But think of ABT as kind of a mini-me JNJ because like Johnson & Johnson, ABT has cobbled together a similar three-siloed business of drugs, devices and consumer products.
And today the Chicagoland company announced it's beefing up its drug portfolioby striking a deal with AstraZenecato co-promote the cholesterol fighter Crestor in the U.S. Abbott also sells Niaspan for the heart.
According to analysts who are closely monitoring daily prescription trends of statins or cholesterol medicines in the wake of the controversial studies of Vytorin and Zetia from Merckand Schering-Plough this year, Crestor has picked up about one percentage point of market share since the first and most significant V-Z clinical trial results came out.
But like JNJ, ABT is now a player in the $5 billion-a-year stent business. Last month, it won approval of a new drug-coated stent that many analysts believe will quickly become the artery-opening tube of choice. Based on a previous business deal, Boston Scientific is selling the same new stent, but under a different brand name.
Coincidentally, AZN and ABT unveiled the Crestor partnership the morning after another study came out showing that a cocktail of drugs, including statins, eventually have nearly the same impact on quality of life as stents. "The New England Journal of Medicine" also ran an editorial once again urging doctors to go with drugs first before putting in a stent or stents. The recommendation applies to about half a million people in the U.S. who annually undergo a stent procedure, but who are not in an emergency situation. They simply have stable, chronic angina or chest pain.
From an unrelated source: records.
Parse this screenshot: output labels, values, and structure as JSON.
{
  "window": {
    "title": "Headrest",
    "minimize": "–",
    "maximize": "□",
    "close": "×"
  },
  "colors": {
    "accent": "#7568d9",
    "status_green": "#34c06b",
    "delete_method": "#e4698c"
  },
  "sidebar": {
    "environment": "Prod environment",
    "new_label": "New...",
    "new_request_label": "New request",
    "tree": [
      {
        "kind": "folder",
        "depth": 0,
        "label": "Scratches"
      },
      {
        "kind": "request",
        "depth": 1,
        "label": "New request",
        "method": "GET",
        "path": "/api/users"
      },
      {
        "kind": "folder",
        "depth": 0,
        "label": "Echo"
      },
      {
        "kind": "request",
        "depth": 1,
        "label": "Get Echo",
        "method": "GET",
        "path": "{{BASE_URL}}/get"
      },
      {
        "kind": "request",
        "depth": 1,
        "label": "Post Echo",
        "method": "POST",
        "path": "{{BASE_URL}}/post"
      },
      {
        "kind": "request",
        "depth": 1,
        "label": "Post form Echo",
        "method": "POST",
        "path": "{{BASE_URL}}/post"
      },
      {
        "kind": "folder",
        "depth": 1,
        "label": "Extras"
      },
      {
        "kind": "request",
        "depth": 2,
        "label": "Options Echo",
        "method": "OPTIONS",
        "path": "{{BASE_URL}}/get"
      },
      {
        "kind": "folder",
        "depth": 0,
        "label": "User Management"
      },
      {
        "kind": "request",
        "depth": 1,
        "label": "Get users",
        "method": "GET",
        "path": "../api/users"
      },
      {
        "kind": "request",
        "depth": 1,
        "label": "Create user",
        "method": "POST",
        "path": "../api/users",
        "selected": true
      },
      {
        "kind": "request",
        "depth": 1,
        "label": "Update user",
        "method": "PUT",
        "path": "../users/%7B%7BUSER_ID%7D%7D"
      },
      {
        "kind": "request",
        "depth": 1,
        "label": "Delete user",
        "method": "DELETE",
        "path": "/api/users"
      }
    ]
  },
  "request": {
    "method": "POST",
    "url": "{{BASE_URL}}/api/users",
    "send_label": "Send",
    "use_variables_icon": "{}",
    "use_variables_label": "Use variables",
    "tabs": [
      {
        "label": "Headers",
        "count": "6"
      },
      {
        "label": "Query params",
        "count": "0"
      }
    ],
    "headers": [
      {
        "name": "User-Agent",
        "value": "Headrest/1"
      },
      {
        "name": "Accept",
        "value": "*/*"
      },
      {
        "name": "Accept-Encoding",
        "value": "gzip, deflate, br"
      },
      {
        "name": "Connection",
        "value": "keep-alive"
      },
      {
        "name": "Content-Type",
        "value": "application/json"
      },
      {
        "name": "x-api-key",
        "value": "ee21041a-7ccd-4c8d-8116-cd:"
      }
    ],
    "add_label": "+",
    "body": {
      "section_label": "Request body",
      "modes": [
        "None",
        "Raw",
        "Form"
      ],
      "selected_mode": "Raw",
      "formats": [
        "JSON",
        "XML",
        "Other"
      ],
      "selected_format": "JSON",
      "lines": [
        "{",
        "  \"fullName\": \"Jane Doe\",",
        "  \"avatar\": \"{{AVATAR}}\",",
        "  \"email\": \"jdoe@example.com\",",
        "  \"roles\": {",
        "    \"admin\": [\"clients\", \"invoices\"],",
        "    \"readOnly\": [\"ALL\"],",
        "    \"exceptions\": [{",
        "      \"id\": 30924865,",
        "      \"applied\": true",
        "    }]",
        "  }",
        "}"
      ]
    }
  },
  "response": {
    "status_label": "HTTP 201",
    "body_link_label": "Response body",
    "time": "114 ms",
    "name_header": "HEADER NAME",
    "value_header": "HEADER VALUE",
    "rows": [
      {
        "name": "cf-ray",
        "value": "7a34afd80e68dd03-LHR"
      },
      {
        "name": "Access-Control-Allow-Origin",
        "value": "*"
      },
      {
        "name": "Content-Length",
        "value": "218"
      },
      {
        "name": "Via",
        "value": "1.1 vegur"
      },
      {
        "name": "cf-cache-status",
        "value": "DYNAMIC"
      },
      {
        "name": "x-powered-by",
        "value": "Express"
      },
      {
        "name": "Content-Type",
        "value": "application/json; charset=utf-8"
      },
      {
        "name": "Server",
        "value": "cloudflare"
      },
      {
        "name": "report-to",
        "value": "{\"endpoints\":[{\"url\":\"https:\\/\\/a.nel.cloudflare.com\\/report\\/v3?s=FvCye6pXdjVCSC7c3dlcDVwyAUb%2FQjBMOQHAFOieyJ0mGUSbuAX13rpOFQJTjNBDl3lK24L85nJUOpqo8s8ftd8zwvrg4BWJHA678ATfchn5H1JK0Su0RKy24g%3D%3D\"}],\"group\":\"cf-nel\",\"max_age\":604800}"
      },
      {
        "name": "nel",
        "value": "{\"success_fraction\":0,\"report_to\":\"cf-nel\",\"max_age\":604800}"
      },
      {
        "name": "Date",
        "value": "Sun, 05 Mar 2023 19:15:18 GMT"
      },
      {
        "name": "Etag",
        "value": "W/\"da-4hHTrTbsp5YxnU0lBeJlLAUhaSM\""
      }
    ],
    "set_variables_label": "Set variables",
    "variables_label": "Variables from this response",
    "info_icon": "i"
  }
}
The main professional group for interventional cardiologists--the docs who put in stents--says the devices are invaluable and have proven benefits. The doctors who did the NEJM study and wrote the editorial say that's true for people in the throes of a heart attack, but not for everyone else. One of the study authors, Dr. Bill Boden, says physicians and patients need to quit thinking drugs are "a cheap and inferior alternative to a whiz-bang stent." Dr. Boden has received consulting fees from Pfizer,Merck, PDL BioPharma,Bristol-Myers Squibb,Abbott and CV Therapeutics. He's also collected speaking fees from Sanofi-Aventis, Kos Pharmaceuticals and Novartis.